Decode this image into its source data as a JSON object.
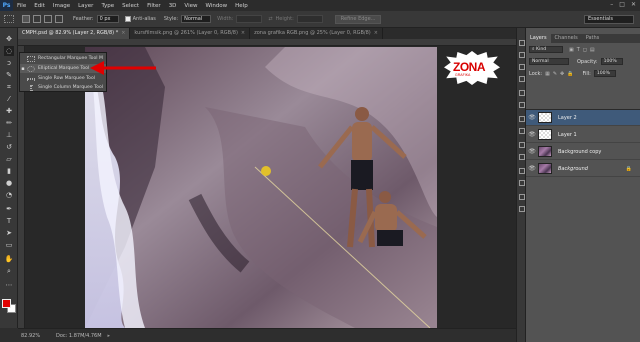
{
  "app": {
    "logo": "Ps"
  },
  "menu": [
    "File",
    "Edit",
    "Image",
    "Layer",
    "Type",
    "Select",
    "Filter",
    "3D",
    "View",
    "Window",
    "Help"
  ],
  "window_controls": [
    "–",
    "□",
    "✕"
  ],
  "options": {
    "feather_label": "Feather:",
    "feather_value": "0 px",
    "antialias_label": "Anti-alias",
    "style_label": "Style:",
    "style_value": "Normal",
    "width_label": "Width:",
    "height_label": "Height:",
    "refine_label": "Refine Edge...",
    "workspace": "Essentials"
  },
  "tabs": [
    {
      "label": "CMPH.psd @ 82.9% (Layer 2, RGB/8) *",
      "active": true
    },
    {
      "label": "kursfilmsik.png @ 261% (Layer 0, RGB/8)",
      "active": false
    },
    {
      "label": "zona grafika RGB.png @ 25% (Layer 0, RGB/8)",
      "active": false
    }
  ],
  "flyout": [
    {
      "label": "Rectangular Marquee Tool",
      "key": "M",
      "shape": "rect"
    },
    {
      "label": "Elliptical Marquee Tool",
      "key": "M",
      "shape": "ellipse",
      "selected": true
    },
    {
      "label": "Single Row Marquee Tool",
      "key": "",
      "shape": "row"
    },
    {
      "label": "Single Column Marquee Tool",
      "key": "",
      "shape": "col"
    }
  ],
  "watermark": {
    "main": "ZONA",
    "sub": "GRAFIKA"
  },
  "status": {
    "zoom": "82.92%",
    "doc": "Doc: 1.87M/4.76M"
  },
  "panel": {
    "tabs": [
      "Layers",
      "Channels",
      "Paths"
    ],
    "kind": "Kind",
    "blend": "Normal",
    "opacity_label": "Opacity:",
    "opacity": "100%",
    "lock_label": "Lock:",
    "fill_label": "Fill:",
    "fill": "100%",
    "layers": [
      {
        "name": "Layer 2",
        "thumb": "trans",
        "active": true
      },
      {
        "name": "Layer 1",
        "thumb": "trans",
        "active": false
      },
      {
        "name": "Background copy",
        "thumb": "img",
        "active": false
      },
      {
        "name": "Background",
        "thumb": "img",
        "active": false,
        "italic": true,
        "locked": true
      }
    ]
  },
  "colors": {
    "foreground": "#e00000",
    "background": "#ffffff",
    "accent": "#3f5a7a",
    "arrow": "#e00000"
  }
}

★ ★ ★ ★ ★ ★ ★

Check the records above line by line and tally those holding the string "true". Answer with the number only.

5